There are numerous varying species of blister beetle and many varieties exist within Canada. The adult blister beetle should be handled cautiously as it contains the toxin cantharadin, which results in the blistering of human skin (thus the common name). Additionally, the toxin is active when ingested; therefore, when livestock accidentally consume the blister beetle, there is the potential for digestive difficulties.
The adult blister beetle varies in colour as there are several species; which range in colour from black to magenta. The shape of the beetle is long and narrow with a wider head in comparison to the thorax. The female blister beetle will lay her eggs in the soil during late summer or early fall and they will hatch in about two weeks. The larvae feed on grasshopper eggs and then over-winter in the soil.
Optimal conditions for infestation
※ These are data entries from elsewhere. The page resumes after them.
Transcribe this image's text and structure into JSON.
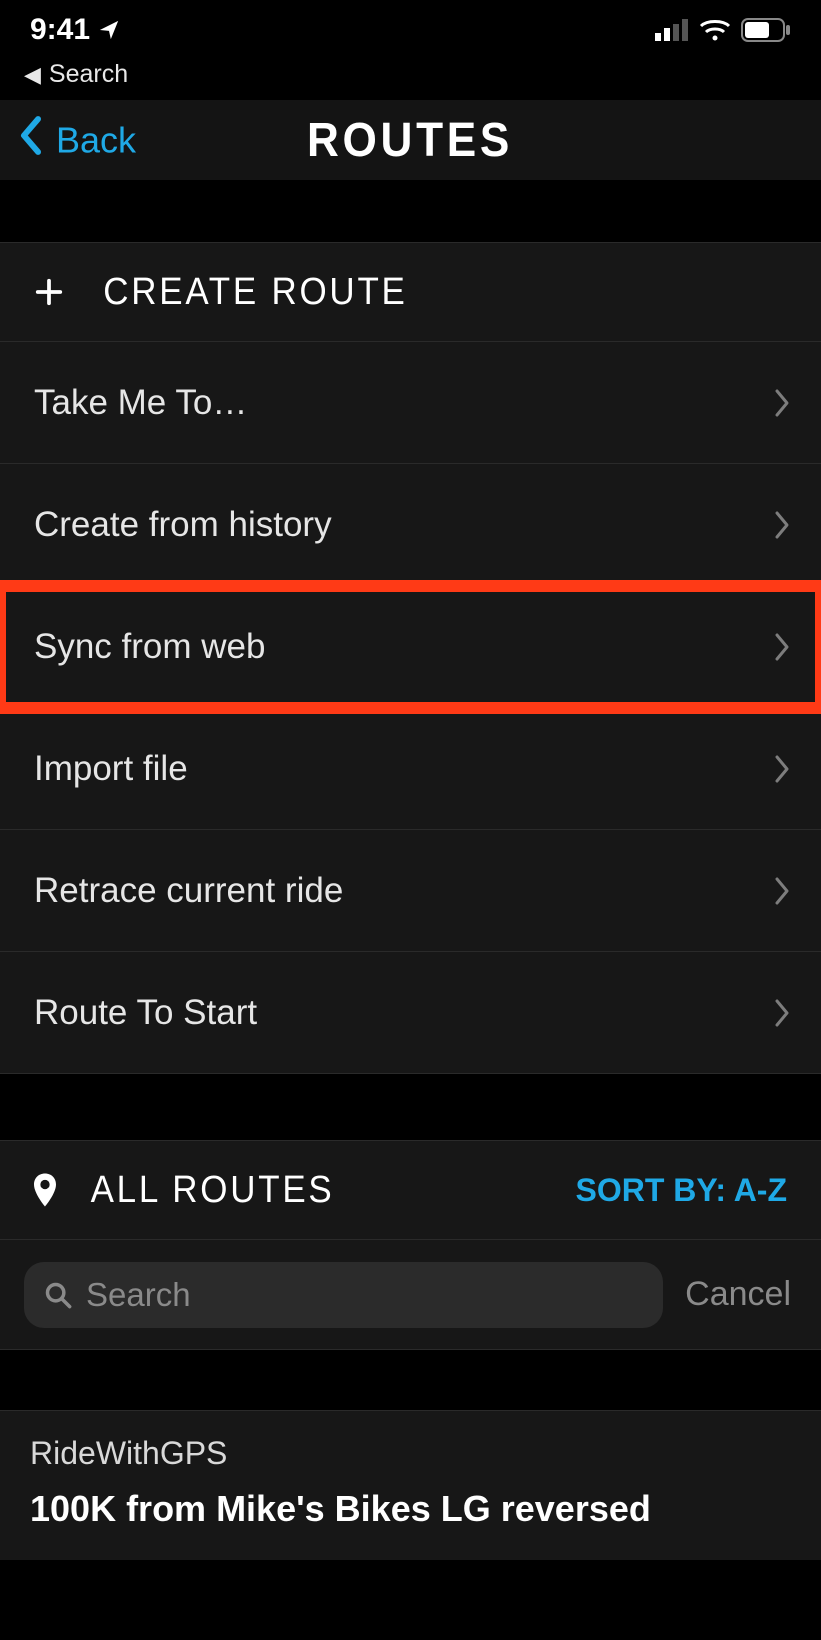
{
  "status_bar": {
    "time": "9:41",
    "breadcrumb_label": "Search"
  },
  "nav": {
    "back_label": "Back",
    "title": "ROUTES"
  },
  "create_section": {
    "header": "CREATE ROUTE",
    "items": [
      {
        "label": "Take Me To…"
      },
      {
        "label": "Create from history"
      },
      {
        "label": "Sync from web",
        "highlighted": true
      },
      {
        "label": "Import file"
      },
      {
        "label": "Retrace current ride"
      },
      {
        "label": "Route To Start"
      }
    ]
  },
  "all_routes": {
    "header": "ALL ROUTES",
    "sort_label": "SORT BY: A-Z"
  },
  "search": {
    "placeholder": "Search",
    "cancel_label": "Cancel"
  },
  "routes_list": [
    {
      "source": "RideWithGPS",
      "title": "100K from Mike's Bikes LG reversed"
    }
  ]
}
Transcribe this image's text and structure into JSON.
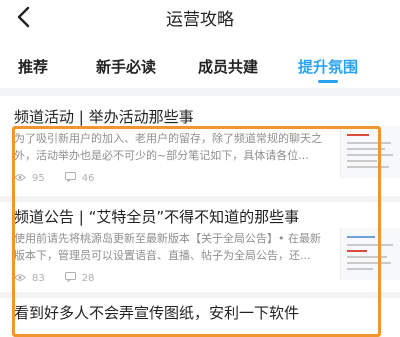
{
  "header": {
    "title": "运营攻略",
    "back_icon": "chevron-left-icon"
  },
  "tabs": [
    {
      "label": "推荐",
      "active": false
    },
    {
      "label": "新手必读",
      "active": false
    },
    {
      "label": "成员共建",
      "active": false
    },
    {
      "label": "提升氛围",
      "active": true
    }
  ],
  "articles": [
    {
      "title": "频道活动 | 举办活动那些事",
      "excerpt": "为了吸引新用户的加入、老用户的留存，除了频道常规的聊天之外，活动举办也是必不可少的~部分笔记如下，具体请各位...",
      "views": "95",
      "comments": "46"
    },
    {
      "title": "频道公告 | “艾特全员”不得不知道的那些事",
      "excerpt": "使用前请先将桃源岛更新至最新版本【关于全局公告】• 在最新版本下，管理员可以设置语音、直播、帖子为全局公告，还...",
      "views": "83",
      "comments": "28"
    },
    {
      "title": "看到好多人不会弄宣传图纸，安利一下软件"
    }
  ],
  "colors": {
    "accent": "#2aa3f0",
    "highlight": "#f0962c"
  }
}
Blister beetles adults feed on foliage, pollen and nectar of alfalfa, canola, soybean and weed plants.
Since blister beetles are readily attracted to flowering plants, controlling the number of flowering weeds in the field and cutting alfalfa prior to bloom stage will reduce the potential for infestation.